I consider the Caribbean like the Mediterranean
to be protected waters, and not blue water; although, some of my worse storms have been encountered in both. You do have recourse for seeking safe harbour that you don't have for Ocean (Blue Water).
Many French yachts were designed for the Medi and did not perform well on Ocean passages; however, owners were unaware of their yachts limitations. To this end Europe
set up standards to alert purchasers.
Since 1998, CE certification
is required for all recreational boats entering or being sold in Europe
obliging boat manufacturers to respect certain building and security

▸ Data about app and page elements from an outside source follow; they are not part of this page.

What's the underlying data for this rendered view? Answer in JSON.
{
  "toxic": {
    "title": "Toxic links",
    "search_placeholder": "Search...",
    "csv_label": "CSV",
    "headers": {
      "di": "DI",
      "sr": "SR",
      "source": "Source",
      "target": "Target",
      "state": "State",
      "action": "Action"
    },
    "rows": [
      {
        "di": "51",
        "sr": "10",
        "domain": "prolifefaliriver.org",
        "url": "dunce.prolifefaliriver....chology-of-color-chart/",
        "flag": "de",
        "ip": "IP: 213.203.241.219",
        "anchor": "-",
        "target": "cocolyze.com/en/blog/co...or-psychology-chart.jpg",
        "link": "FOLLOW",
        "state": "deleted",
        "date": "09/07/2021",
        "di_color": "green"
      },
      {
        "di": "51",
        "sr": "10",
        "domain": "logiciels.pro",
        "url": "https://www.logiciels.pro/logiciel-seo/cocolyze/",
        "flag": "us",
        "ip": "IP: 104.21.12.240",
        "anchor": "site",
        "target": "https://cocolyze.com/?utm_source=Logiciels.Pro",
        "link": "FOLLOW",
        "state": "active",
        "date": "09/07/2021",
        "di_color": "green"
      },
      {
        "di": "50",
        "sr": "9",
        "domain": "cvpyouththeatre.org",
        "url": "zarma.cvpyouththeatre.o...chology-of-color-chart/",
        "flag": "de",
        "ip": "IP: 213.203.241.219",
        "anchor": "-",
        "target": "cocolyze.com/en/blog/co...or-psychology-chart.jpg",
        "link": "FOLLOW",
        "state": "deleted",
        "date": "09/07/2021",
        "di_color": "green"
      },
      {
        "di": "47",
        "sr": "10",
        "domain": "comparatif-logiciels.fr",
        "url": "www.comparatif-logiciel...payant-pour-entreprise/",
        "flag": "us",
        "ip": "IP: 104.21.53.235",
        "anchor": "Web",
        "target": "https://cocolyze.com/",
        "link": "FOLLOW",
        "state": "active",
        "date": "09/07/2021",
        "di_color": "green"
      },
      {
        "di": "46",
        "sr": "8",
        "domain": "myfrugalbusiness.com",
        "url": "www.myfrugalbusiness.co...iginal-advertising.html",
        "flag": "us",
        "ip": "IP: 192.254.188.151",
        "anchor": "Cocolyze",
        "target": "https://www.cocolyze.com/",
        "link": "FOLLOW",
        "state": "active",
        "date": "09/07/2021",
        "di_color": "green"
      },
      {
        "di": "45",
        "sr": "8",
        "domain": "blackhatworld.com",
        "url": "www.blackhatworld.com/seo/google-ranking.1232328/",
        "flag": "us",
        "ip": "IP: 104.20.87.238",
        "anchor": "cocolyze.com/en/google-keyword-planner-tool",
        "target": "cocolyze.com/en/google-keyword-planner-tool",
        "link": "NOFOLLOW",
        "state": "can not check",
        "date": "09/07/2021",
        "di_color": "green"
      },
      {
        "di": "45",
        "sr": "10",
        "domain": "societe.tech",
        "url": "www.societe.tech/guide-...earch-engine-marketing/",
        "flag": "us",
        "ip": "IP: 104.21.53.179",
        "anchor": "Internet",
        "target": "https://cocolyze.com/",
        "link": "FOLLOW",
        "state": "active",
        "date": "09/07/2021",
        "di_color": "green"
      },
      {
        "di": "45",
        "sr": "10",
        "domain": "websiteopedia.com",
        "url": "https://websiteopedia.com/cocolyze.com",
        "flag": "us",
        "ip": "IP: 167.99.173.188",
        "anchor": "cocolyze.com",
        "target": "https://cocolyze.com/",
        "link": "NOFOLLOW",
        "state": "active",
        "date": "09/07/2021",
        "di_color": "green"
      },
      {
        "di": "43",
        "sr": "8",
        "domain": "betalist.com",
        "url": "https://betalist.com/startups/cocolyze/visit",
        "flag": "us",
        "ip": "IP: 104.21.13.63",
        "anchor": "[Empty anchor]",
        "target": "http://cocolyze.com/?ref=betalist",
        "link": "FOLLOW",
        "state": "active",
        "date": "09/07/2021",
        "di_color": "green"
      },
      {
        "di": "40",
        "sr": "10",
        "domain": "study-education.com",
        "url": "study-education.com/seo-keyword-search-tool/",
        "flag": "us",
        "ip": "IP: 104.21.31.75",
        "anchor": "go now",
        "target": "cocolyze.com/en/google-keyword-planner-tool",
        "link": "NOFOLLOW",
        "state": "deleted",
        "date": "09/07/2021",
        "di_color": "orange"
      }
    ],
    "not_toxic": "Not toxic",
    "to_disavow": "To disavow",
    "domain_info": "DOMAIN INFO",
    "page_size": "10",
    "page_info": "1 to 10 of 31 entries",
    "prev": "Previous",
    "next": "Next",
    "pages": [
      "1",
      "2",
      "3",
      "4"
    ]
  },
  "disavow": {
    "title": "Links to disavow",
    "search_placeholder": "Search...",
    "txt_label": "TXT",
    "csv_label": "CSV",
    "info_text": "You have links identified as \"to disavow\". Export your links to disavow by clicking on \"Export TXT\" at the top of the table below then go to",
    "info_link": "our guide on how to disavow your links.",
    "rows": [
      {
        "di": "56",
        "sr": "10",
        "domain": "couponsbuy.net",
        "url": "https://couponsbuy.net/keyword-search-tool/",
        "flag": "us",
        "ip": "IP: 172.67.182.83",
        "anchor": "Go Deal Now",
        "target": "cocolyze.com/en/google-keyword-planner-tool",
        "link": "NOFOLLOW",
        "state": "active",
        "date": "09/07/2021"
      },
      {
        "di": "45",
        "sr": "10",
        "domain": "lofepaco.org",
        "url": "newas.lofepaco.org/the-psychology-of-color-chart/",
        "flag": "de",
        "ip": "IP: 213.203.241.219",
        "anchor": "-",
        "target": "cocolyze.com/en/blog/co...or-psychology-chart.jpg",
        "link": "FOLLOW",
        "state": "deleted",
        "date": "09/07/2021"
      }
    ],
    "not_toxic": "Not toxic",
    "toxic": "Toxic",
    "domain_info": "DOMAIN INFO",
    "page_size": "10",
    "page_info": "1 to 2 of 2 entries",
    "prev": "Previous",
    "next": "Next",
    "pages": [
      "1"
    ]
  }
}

standards. Therefore, yachts ( boats ) are classified into four categories depending on their aptitude to confront navigational conditions taking into account both force of the wind
and height of the waves. The categories are not to limit the area and distance of navigation

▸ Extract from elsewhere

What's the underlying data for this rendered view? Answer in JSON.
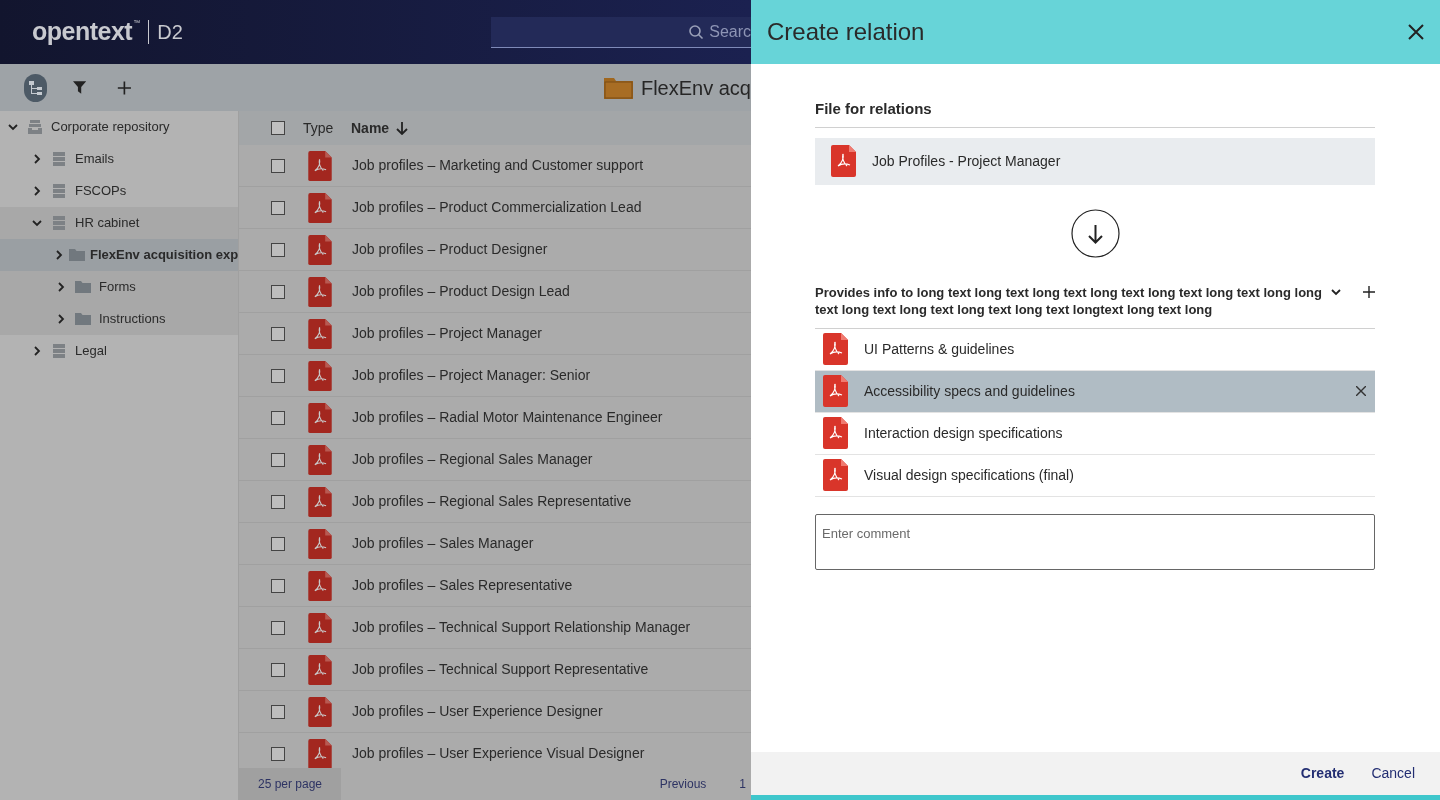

(that is defined by security equipment
on board) but to sensitize the owner and/or captain
of the boats capacities to navigate in complete security.
Let us start with the Beaufort
Scale. A scale for classifying the force of the wind
ranging from 0 (calm) to 12 (hurricane). It was devised by an admiral in the British Navy
, Francis Beaufort
, to uniform the description of the effect of different winds at sea.
There is a direct link between the Beaufort scale and boat classification. For discussion purposes, we will use only the 6, 7 and 8 forces.
A Class A yacht ( boat ) is a vessel that is built to navigate the open ocean and surpass a force 8 on the Beaufort scale and surpass waves higher that 4 meters. These yachts are constructed to be self sufficient in hostile seas and be self righting.
A Class B yacht ( boat ) is a vessel built to navigate on the offshore waters (200 miles and less) and can sustain UP TO force 8 and waves UP TO 4 meters.
A Class C boat is a vessel built to navigate inshore such as lakes, rivers, bays and close to the shore and can sustain UP TO force 6 and waves UP TO 2 meters.
A Class D boat is built for protected or sheltered waters such as canals, rivers, small lakes and sustain a force 4 and waves UP TO .3 meters (less that 1 ft).
With this said, you can understand that the Class A yacht ( boat ) respects a rigorous building code more so than a Class B and so forth. But regardless of the class, it is strongly discouraged to navigate in a force 7 for the reasons of safety
and comfort as « pleasure » should always be on the agenda. Always consult the weather forecast
prior to leaving any port and check hourly the weather situation.
Classification is very important and should be on your question list before purchasing
any boat or yacht.
It should be said that nearly all French yachts required upgrading to attain Class A for Ocean; however, were satisfactory for the Medi.
To summarize the Caribbean is not considered Blue Water.